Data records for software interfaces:
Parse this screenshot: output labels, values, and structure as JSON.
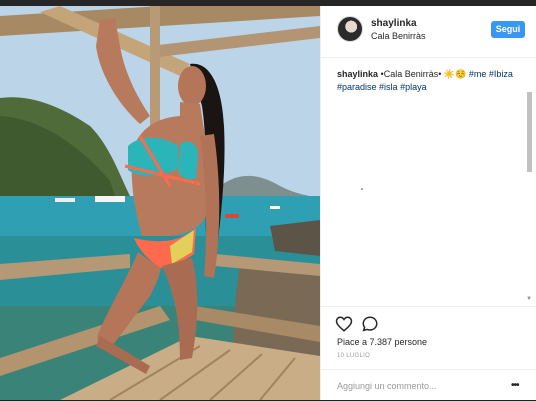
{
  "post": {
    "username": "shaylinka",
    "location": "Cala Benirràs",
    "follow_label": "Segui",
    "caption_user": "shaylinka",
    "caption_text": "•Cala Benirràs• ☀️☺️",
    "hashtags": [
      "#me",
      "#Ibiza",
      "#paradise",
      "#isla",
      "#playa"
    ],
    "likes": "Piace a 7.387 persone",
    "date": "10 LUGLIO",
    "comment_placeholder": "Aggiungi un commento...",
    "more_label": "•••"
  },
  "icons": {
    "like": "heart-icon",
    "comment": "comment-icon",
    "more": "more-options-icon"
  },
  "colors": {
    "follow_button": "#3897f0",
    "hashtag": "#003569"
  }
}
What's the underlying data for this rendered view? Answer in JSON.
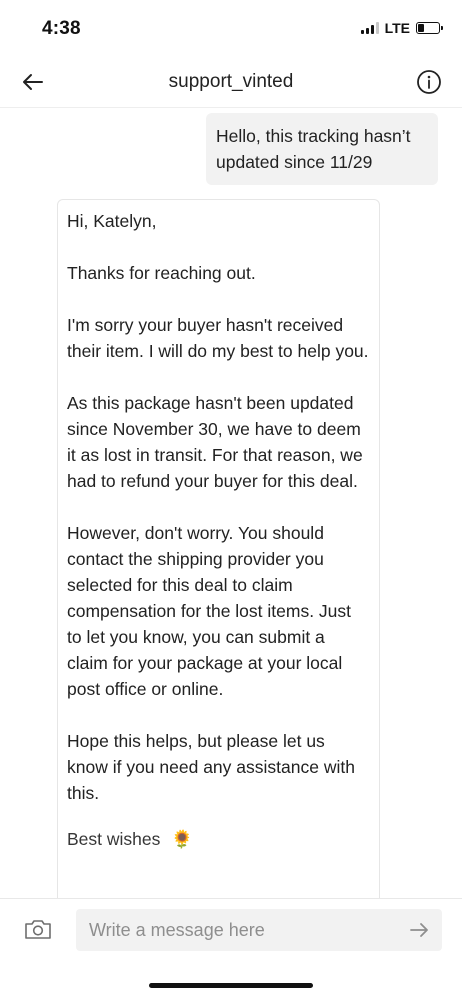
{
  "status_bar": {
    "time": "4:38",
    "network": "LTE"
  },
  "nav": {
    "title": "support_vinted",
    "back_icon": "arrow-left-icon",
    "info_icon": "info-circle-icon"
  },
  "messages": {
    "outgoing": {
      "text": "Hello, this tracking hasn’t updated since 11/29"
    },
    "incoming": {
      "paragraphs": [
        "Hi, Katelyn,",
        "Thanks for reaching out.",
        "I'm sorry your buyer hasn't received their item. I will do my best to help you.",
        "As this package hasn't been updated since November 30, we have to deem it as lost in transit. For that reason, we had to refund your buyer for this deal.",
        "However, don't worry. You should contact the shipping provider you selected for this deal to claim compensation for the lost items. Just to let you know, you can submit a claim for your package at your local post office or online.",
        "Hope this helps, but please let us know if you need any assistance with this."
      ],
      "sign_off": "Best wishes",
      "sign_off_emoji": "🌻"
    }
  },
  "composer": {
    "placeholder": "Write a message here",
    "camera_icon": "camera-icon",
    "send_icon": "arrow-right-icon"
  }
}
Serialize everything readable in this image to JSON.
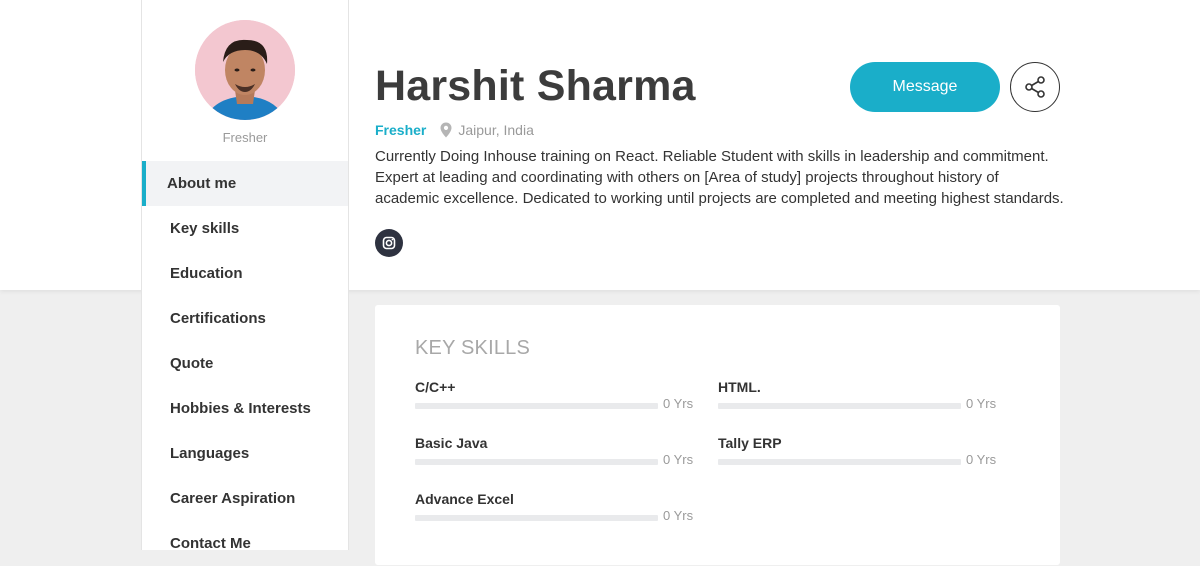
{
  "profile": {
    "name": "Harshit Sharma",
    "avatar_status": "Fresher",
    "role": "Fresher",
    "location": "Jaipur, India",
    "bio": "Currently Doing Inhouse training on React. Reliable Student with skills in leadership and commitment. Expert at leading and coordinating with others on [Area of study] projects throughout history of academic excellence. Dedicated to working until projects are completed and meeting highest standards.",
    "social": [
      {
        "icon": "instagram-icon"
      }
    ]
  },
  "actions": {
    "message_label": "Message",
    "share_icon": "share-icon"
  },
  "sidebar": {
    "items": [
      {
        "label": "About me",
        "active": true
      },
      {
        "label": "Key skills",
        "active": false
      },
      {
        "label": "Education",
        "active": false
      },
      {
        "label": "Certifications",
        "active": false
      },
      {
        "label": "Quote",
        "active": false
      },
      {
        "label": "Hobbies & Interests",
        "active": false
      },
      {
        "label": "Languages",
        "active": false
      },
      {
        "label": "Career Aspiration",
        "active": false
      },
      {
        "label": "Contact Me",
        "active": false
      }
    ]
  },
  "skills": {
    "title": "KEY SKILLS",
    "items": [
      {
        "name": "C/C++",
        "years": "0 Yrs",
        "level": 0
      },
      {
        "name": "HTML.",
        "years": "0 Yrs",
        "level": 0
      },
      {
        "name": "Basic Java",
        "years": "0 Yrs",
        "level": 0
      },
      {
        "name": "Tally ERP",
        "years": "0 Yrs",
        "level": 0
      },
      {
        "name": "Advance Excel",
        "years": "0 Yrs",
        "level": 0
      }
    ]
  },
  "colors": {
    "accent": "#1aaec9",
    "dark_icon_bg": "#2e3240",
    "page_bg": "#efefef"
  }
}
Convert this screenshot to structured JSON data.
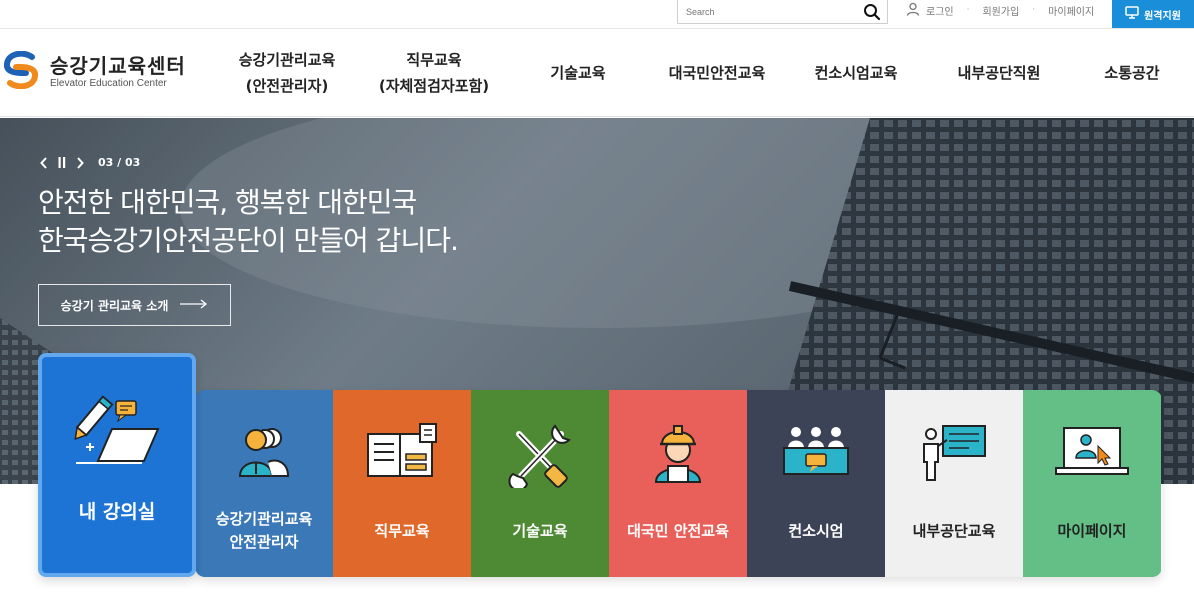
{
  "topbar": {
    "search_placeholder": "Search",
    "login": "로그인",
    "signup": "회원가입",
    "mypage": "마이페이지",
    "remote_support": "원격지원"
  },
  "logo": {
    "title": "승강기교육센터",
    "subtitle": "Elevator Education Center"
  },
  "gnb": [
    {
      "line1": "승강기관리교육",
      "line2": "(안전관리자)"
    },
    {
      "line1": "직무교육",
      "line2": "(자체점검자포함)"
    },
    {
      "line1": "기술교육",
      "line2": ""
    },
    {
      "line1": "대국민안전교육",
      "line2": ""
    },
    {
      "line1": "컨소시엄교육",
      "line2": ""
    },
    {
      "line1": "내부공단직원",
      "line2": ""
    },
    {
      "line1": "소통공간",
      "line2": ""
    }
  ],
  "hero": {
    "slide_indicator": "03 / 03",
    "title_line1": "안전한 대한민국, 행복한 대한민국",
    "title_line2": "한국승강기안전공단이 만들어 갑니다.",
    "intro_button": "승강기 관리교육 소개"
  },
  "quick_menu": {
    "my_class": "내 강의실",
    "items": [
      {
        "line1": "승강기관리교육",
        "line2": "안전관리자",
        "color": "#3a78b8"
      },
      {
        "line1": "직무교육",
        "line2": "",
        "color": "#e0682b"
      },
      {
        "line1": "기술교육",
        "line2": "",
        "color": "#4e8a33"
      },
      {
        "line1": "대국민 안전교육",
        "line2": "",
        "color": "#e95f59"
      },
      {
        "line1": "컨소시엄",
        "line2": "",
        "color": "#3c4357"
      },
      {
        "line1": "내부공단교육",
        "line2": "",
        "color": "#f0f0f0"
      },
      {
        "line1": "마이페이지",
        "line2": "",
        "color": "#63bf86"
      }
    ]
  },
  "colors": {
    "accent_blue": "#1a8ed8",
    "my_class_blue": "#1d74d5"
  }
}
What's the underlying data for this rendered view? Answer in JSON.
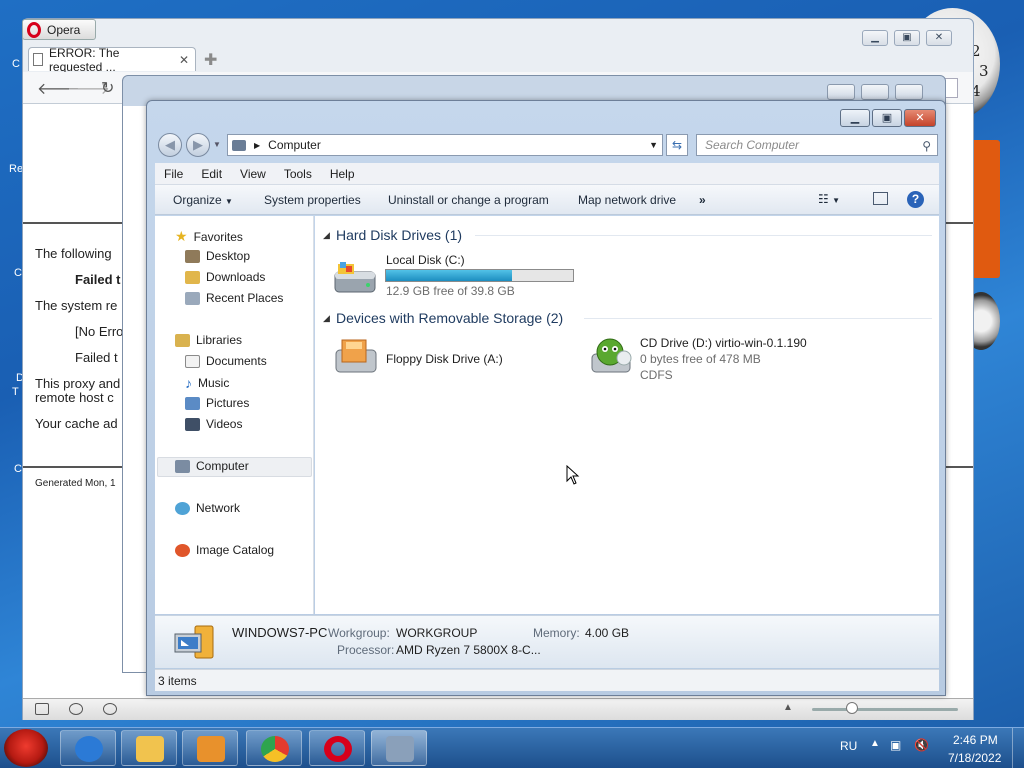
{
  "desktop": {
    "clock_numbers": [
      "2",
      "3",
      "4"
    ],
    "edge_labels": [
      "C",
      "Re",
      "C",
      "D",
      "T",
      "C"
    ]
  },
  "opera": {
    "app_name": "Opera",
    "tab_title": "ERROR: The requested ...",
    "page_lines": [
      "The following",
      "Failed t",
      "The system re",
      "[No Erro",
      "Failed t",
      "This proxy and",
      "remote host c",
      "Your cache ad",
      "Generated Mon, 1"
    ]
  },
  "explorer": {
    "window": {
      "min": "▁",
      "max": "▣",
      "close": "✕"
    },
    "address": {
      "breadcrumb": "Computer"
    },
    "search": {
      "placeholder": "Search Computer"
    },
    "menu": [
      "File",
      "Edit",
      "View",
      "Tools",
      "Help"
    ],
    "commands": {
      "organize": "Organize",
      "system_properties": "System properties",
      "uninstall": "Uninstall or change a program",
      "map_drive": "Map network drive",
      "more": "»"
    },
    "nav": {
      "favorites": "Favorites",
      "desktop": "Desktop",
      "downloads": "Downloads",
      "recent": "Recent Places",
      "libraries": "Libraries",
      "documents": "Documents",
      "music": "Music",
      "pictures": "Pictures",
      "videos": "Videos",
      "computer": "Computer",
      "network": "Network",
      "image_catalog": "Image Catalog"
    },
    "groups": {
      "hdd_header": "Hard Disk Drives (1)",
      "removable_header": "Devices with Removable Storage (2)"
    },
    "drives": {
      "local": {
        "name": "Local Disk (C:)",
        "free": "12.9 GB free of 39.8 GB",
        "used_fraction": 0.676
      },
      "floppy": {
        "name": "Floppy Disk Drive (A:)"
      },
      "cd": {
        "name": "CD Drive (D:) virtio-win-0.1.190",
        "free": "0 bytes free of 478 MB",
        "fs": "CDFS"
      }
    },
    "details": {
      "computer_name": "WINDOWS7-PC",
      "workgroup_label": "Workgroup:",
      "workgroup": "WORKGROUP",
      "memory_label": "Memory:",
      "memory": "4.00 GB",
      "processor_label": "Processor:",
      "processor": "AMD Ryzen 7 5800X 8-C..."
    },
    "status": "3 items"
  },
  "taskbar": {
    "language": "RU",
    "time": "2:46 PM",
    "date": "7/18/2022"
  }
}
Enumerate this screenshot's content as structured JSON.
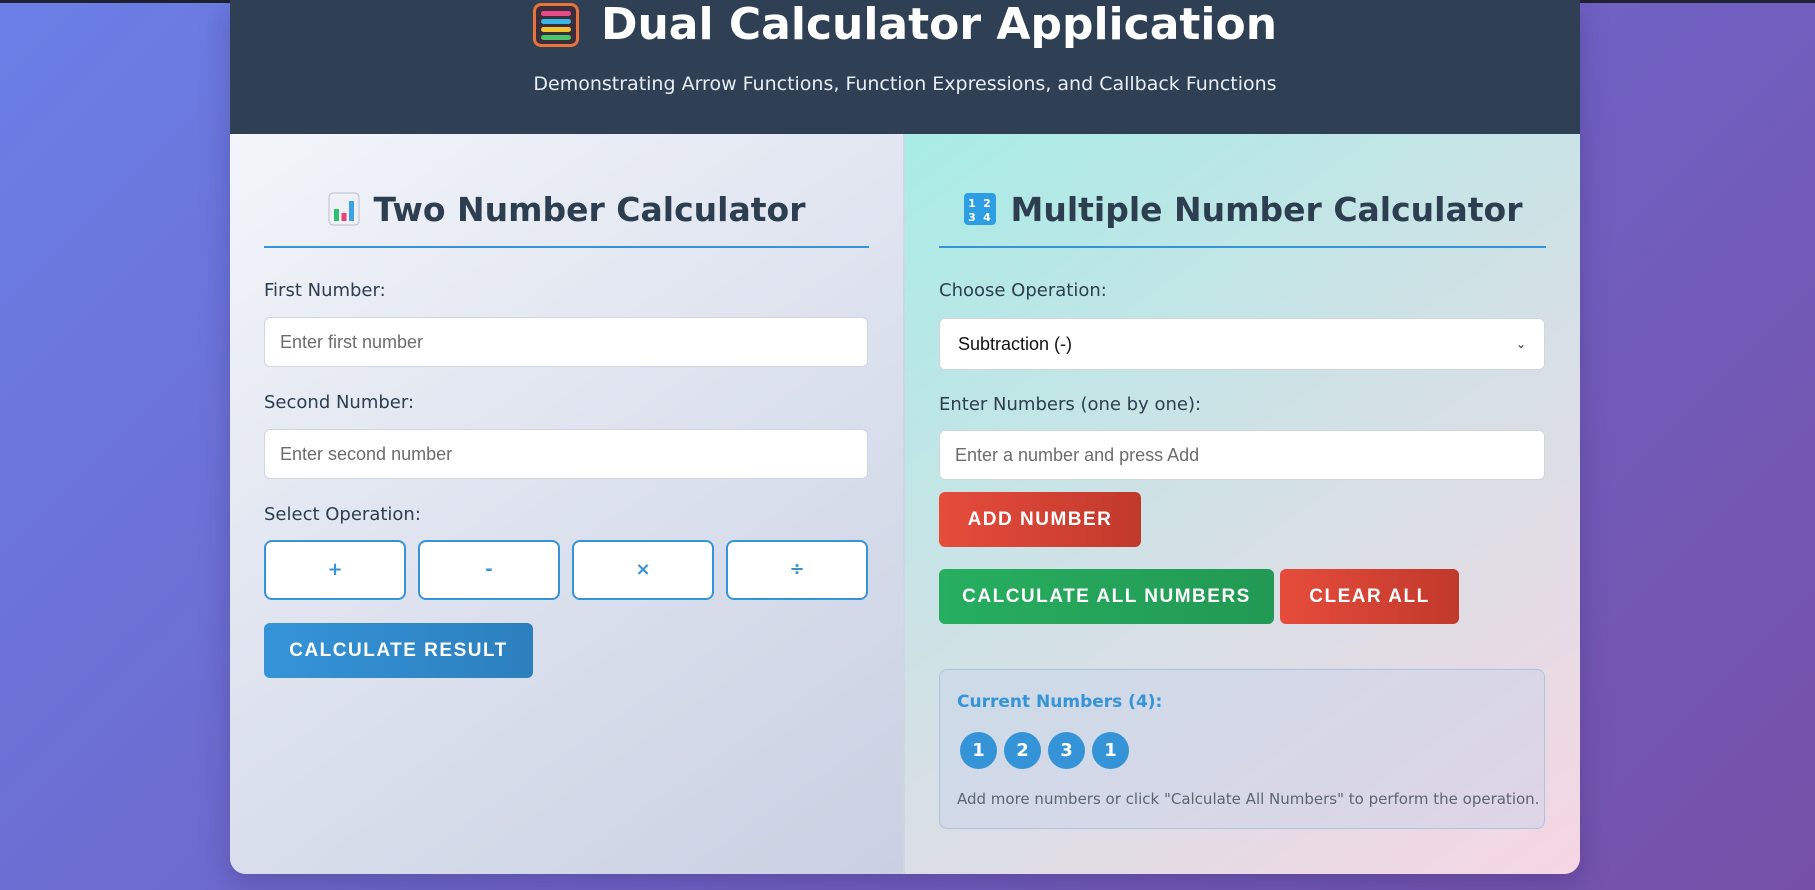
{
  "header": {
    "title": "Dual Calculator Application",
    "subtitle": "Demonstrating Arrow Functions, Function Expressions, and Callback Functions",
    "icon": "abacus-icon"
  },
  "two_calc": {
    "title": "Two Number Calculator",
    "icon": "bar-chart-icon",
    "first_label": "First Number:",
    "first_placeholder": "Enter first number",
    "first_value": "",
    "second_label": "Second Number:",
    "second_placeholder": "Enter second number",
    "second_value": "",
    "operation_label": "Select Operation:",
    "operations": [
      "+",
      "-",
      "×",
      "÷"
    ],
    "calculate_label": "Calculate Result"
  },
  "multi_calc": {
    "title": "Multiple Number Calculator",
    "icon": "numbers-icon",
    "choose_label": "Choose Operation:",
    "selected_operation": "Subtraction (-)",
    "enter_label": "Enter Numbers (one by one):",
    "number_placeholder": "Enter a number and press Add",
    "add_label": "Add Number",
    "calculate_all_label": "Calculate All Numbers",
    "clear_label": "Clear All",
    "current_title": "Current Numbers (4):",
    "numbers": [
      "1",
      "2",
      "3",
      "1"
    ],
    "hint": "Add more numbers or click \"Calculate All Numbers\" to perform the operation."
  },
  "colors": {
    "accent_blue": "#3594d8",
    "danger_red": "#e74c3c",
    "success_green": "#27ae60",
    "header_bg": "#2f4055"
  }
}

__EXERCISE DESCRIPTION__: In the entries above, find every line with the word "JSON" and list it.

__REPLY TO THE TASK__:
Parse this screenshot: output labels, values, and structure as JSON.
What's the underlying data for this rendered view? Answer in JSON.
Serialize everything readable in this image to JSON.
Convert this screenshot to structured JSON data.
What's the underlying data for this rendered view? Answer in JSON.
Enumerate this screenshot's content as structured JSON.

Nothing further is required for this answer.